At a news conference Thursday morning, officials said the work on the site halted shortly after 2 a.m. and threatened to keep search teams off the rubble pile for an unknown period. Work resumed nearly 15 hours later, at 4:45 p.m. Miami-Dade Fire Rescue Chief Alan Cominsky said the rescue work was halted after engineers discovered 6 to 12 inches of movement in a large column hanging from the structure that could fall and cause damage to the support columns in the sub-terrain garage area, as well as slight movement in concrete floor slabs on the south side of the structure near north and south corner of building that could cause additional failure of the building.
No. 3 - After rescue efforts resumed Thursday evening, officials said they had started planning for the likely demolition of the remaining structure even as searchers continue to comb the rubble pile beneath it.
Scott Nacheman, a FEMA structures specialist, said engineers are looking at different methods for the demolition and how to proceed “to make the site safe for ongoing rescue operations.” Nacheman said that if the building comes down, there initially will be a slowdown in the rescue operation. But he said the demolition of the structure would create a safer working environment that could allow more personnel on the site and accelerate the pace of the work. He said it would likely be weeks before officials schedule the demolition.
No. 4 - New videos from witnesses show water pouring into the garage of the Surfside condominium building moments before a section of it dropped to the ground, as well as the immediate aftermath of the collapse.
Tourists Roberto and Adriana Castillero of Tampa were staying at a hotel near the Champlain Towers South beachfront condo and said they were in the hotel's pool when they felt the ground shake. Adriana Castillero grabbed her cellphone and started to record what they saw at the building, which included crumbling concrete and gushing water. The video shows lights on inside some units of the still-standing tower. The couple said they stopped filming and saw people come out to their balconies. To see the video, click here for the story from NBC 6 reporter Cristian Benavides.

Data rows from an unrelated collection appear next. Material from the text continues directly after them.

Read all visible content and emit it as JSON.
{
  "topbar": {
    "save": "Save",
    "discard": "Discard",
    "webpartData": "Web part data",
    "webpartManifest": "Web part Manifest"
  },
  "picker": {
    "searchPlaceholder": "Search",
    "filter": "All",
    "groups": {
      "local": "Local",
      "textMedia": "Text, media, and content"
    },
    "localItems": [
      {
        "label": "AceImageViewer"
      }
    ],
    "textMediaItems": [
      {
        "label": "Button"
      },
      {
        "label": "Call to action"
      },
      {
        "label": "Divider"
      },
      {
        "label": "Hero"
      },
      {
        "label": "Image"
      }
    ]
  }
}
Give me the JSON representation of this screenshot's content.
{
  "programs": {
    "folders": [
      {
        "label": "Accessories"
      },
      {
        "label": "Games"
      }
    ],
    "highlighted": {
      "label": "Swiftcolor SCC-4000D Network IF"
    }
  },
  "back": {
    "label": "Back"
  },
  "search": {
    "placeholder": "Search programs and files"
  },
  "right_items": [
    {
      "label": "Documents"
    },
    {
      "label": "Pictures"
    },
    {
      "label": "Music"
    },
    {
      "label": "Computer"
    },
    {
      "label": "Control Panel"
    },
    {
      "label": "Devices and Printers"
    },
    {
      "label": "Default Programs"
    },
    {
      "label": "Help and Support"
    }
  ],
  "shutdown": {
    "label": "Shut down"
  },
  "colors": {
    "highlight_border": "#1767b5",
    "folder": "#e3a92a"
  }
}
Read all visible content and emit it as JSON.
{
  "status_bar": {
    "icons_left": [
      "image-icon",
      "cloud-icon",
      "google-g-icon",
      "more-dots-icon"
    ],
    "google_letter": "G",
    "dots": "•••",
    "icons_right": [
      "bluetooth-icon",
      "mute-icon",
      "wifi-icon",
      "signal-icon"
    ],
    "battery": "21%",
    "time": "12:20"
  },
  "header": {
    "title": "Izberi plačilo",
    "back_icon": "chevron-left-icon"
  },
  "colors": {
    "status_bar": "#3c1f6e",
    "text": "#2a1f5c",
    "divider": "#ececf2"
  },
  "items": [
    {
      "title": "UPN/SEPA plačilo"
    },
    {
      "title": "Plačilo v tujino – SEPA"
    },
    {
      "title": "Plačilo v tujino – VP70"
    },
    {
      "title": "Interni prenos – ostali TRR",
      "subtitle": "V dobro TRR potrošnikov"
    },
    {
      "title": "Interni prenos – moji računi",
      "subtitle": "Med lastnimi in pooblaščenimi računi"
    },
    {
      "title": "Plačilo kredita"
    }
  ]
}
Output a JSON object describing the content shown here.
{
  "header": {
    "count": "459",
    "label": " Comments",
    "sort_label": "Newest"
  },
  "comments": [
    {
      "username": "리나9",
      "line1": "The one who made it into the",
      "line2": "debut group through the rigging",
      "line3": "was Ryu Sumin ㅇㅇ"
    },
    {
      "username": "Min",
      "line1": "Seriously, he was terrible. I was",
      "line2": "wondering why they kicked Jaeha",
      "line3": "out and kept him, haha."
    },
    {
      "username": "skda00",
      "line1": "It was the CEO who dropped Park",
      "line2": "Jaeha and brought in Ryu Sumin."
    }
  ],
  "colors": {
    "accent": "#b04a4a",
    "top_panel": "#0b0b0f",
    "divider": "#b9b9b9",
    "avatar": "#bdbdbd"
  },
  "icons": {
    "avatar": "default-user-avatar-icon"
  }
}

No. 5 - Incredible video shows what rescuers were up against while trying to pull a teenager out of the Champlain Towers South building collapse one week ago.
Shining their flashlights in the debris, they found 15-year-old Jonah Handler pinned down, unable to move. Rescuers eventually pulled Handler out safely. They found his mother, Stacie Fang, nearby. She passed away at the hospital. Now a week since the tragedy, the man who shot the video says it’s getting harder to process what happened because every day, he learns more about the lives lost. To hear his story, click here for the story from NBC 6 reporter Marissa Bagg.
No. 6 - As the situation in Surfside continues to unfold, some may be experiencing added stress.
Dr. Flavia van Riel, who is specialized in the treatment of PTSD, says the best way to help someone going through severe trauma is to be patient and understanding. She suggests offering support by sending a text or making a phone call and to not pressure the person into talking if they're not ready. She added that the uncertainty of the situation as the rescue efforts continue is also stressful. To hear more tips, click here for the story from NBC 6 reporter Claudia Docampo.